Purpose: Ketamine reduces endotoxin-induced production of proinflammatory cytokines, including tumour necrosis factor- α (TNF), in several types of inflammatory cells, including monocytes and macrophages. Transcription of the genes that encode production of these proinflammatory cytokines is regulated by nuclear factor-kappa B (NF-κB). Cytoplasmic B protein is activated by endotoxin (LPS) as well as by TNF, allowing B protein to migrate into the cell nucleus to activate gene transcription for these inflammatory mediators. Because NF-κB is likely involved in brain injury and inflammatory neurodegenerative disease, such as multiple sclerosis, we examined whether ketamine inhibits LPS-induced activation of NF-κB in human glioma cells in vitro and intact mouse brain cells in viva. Methods: Endotoxin-induced NF-κB expression in both the human glioma cells in vitro and the intact mouse brain cells in viva was determined by electrophoretic mobility shift assays (EMSA) of nuclear extracts and measurement of NF-κB expression by densitometry. Endotoxin was injected intracerebroventricularly in viva and intact brain was harvested. Klenow fragment labeling was used to identify NF-κB protein for both the in viva and vitro experiments. Results: Endotoxin treatment increased NF-κB expression (P < 0.05) both in viva and vitro compared with control (untreated) cells. Ketamine suppressed endotoxin-induced neuronal NF-κB activation in a dose-dependent manner (P < 0.05, except for the 10-5M concentration in vitro) both in viva and vitro. Conclusion: Ketamine inhibits endotoxin-induced NF-κB expression in brain cells in viva and vitro and it is suggested that this may have implications in the neuroprotective effects of ketamine reported by other investigators.

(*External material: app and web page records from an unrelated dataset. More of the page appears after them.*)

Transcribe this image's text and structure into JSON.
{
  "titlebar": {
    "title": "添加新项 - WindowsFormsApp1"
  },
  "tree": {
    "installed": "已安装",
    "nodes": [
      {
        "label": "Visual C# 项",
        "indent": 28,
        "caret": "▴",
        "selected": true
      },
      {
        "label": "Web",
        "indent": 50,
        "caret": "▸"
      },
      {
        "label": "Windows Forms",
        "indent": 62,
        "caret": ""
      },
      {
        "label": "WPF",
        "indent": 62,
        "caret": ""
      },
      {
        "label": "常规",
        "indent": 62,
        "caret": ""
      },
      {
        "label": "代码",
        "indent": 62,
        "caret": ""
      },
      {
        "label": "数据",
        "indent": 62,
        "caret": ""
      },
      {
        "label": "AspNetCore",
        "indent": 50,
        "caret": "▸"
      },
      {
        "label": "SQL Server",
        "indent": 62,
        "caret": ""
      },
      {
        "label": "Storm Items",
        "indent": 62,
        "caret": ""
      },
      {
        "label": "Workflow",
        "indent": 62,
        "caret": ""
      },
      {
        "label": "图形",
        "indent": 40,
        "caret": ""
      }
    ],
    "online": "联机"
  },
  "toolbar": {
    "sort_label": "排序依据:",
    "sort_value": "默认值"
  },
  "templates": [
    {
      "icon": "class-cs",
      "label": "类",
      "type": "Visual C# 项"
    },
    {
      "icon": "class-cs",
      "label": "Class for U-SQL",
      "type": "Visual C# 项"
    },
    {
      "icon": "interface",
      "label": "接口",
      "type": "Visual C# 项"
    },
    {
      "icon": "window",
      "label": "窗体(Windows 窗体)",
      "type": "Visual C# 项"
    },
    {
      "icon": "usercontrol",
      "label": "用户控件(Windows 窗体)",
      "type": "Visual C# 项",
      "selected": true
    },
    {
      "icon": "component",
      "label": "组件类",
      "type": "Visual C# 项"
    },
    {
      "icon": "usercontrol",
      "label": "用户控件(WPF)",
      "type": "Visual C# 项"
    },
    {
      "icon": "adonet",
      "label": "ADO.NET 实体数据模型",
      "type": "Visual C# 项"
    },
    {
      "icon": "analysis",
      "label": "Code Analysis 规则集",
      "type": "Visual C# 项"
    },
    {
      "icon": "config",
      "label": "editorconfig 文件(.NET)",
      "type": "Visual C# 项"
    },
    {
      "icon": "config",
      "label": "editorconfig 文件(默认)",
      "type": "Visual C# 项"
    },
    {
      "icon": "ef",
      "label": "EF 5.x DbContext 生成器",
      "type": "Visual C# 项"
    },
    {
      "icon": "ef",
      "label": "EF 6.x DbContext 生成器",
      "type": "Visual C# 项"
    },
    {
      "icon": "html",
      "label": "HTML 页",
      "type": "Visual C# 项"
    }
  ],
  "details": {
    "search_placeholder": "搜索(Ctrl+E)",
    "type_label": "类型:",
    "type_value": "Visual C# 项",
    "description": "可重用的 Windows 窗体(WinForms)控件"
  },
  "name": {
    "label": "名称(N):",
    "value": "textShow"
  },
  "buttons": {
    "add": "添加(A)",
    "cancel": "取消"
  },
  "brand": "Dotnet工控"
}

ASJC Scopus subject areas
- Anesthesiology and Pain Medicine